By Frank Maisano
March 23, 2015 at 5:00 am ET
Energy has and will always be an important part of our lives. It is even more clear today as we watch our friends in the Northeast finally start to see some relief from a winter for the record books, hitting their economy as much as it has impacted their daily ability to function.
While we look for ways to balance our energy needs as consumers, we also need to make sure that balance is a part of how it is generated. The President called it an “all-of-the-above” strategy during his last campaign and it is based on balance, cost-effectiveness, reliability and innovation. This approach at developing our energy future has been a key talking point for Southern Company CEO Tom Fanning in recent years and it showed up again last week in his discussion with an Atlantic Council crowd, underscoring that a real “all-of-the-above” energy strategy already is well underway.
For years, our utilities like Southern Company have been attacked, sued, protested, vilified and scorned by activists in the environmental community for its unbending focus on the customer. But Southern’s innovative approach to both conventional and renewable fuels should be something that environmentalists, clean energy advocates, customers and investors alike should praise and pursue.
Our utilities, both public and private, have famously led on coal and gas issues for years. While the market price of gas has made the balance lean more toward gas and away from coal, they still have a strong balance. Already, many vintage coal-fired plants have been re-tooled into larger-capacity power plants that use natural gas. The conversions have replaced a number of old power plants that are now providing reliable power for customers while reducing emissions as much as 50 percent.
Not to be outdone, the coal plants of past no longer really exist with the largest and newest coal plants sporting some of the best pollution control upgrades in the industry. In fact, Southern pioneered scrubber technology for power plants in the early 1990s with technologies that are being used at power plants throughout the country today.
Southern is also ground zero for the first real expansion of nuclear power in 30 years at Georgia Power’s Plant Vogtle. The reactors will be the U.S. nuclear industry’s reference for new nuclear power technology and will be among the first new plants, creating thousands of jobs and producing clean, zero-emissions power.
The company has also established more technology street cred with its efforts to build America’s most advanced carbon capture and storage, coal-gasification power plant in Kemper County, Mississippi.
While both Vogtle and Kemper have faced the challenges that any innovative, new technology will face, both are on track to be completed soon. And both technologies will have international application, changing the way energy is produced internationally. Already, Southern has a partnership with China’s Shenhua Group to collaborate in the further research, development and deployment of clean coal technologies in the United States, China, and around the world. Nearly every nation that supports the use of nuclear power is watching the advances at Vogtle with intrigue.
Southern has not forgotten about renewable energy either. Just last month, the company acquired two more solar projects in Georgia, and now owns more than 670 MW of renewable energy generating capacity that is either already in operation or under development.
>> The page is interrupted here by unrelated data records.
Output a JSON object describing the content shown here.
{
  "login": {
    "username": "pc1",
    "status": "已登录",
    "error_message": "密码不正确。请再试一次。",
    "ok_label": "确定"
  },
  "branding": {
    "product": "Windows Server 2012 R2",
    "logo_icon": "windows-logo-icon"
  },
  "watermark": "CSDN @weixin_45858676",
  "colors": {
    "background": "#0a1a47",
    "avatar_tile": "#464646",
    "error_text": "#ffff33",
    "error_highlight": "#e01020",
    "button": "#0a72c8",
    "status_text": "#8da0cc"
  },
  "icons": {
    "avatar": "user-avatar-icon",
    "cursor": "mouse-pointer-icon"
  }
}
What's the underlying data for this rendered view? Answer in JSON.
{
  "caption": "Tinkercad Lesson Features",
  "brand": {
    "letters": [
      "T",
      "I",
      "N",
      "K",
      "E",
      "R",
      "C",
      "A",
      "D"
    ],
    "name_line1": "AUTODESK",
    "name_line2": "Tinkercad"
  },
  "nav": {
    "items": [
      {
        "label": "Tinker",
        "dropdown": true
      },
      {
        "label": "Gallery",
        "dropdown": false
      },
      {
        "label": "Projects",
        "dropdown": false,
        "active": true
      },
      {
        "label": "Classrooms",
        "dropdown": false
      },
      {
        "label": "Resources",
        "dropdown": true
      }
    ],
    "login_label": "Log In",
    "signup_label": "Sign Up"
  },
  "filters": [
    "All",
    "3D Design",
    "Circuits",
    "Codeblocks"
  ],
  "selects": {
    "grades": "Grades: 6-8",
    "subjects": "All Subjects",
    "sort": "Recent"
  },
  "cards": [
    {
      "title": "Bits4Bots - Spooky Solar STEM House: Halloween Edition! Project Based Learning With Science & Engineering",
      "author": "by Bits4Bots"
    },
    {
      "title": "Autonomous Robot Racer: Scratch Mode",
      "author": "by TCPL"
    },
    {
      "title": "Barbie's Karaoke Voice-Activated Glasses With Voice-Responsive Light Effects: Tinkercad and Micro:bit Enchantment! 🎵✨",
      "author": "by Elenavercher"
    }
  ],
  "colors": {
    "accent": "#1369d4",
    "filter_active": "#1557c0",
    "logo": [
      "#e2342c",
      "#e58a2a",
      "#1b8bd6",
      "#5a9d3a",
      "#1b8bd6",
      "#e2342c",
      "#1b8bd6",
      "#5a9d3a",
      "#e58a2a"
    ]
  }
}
The company owns seven solar projects in partnership with Turner Renewable Energy, one solar project in partnership with First Solar and has recently announced plans to develop a 131-MW solar facility in Taylor County, Georgia, which is expected to be completed in 2016.
And even though wind in the Southeast remains a challenge, power providers in Southern’s territory have purchased some 200 megawatts of wind energy being developed in Oklahoma and the company continues to work with institutions like Georgia Tech University to evaluate, test and develop offshore wind opportunities along the coasts of Georgia and Florida.
Biomass, or wood waste, is an abundant, renewable natural resource as well as part of a balanced energy program. Many of Southern’s utilities in the Southeast are leaders in developing research and technology required to convert power plants to biomass. Southern Power also owns one of the nation’s largest wood biomass power plants in Nacogdoches, Texas, generating 100MW for Austin, TX and is fueled with forest residue from the surrounding areas, wood processing residues and clean municipal wood waste.
Finally, they are bringing this agenda all together in a new robust and proprietary research and development operation that, in partnership with universities and academic centers, will promote and incubate innovation to entrepreneurship to develop new energy systems and models for the future. This new energy innovation center will aim to incubate ideas, many which emanate from Southern employees who participate in regular company innovation competitions.
Southern Company is doing it all. They’ve committed $20 billion to making all these innovations a reality because they are the international answer to the challenges of climate change. In the process, the efforts can create millions of jobs. The Southern projects alone are creating about 250,000 jobs. Even before they finish the job, this “all-of-the-above” approach is the example for environmental stewardship and reliable energy use around the world well into our future.
Frank Maisano is a Founding Partner at Bracewell Giuliani’s Policy Resolution Group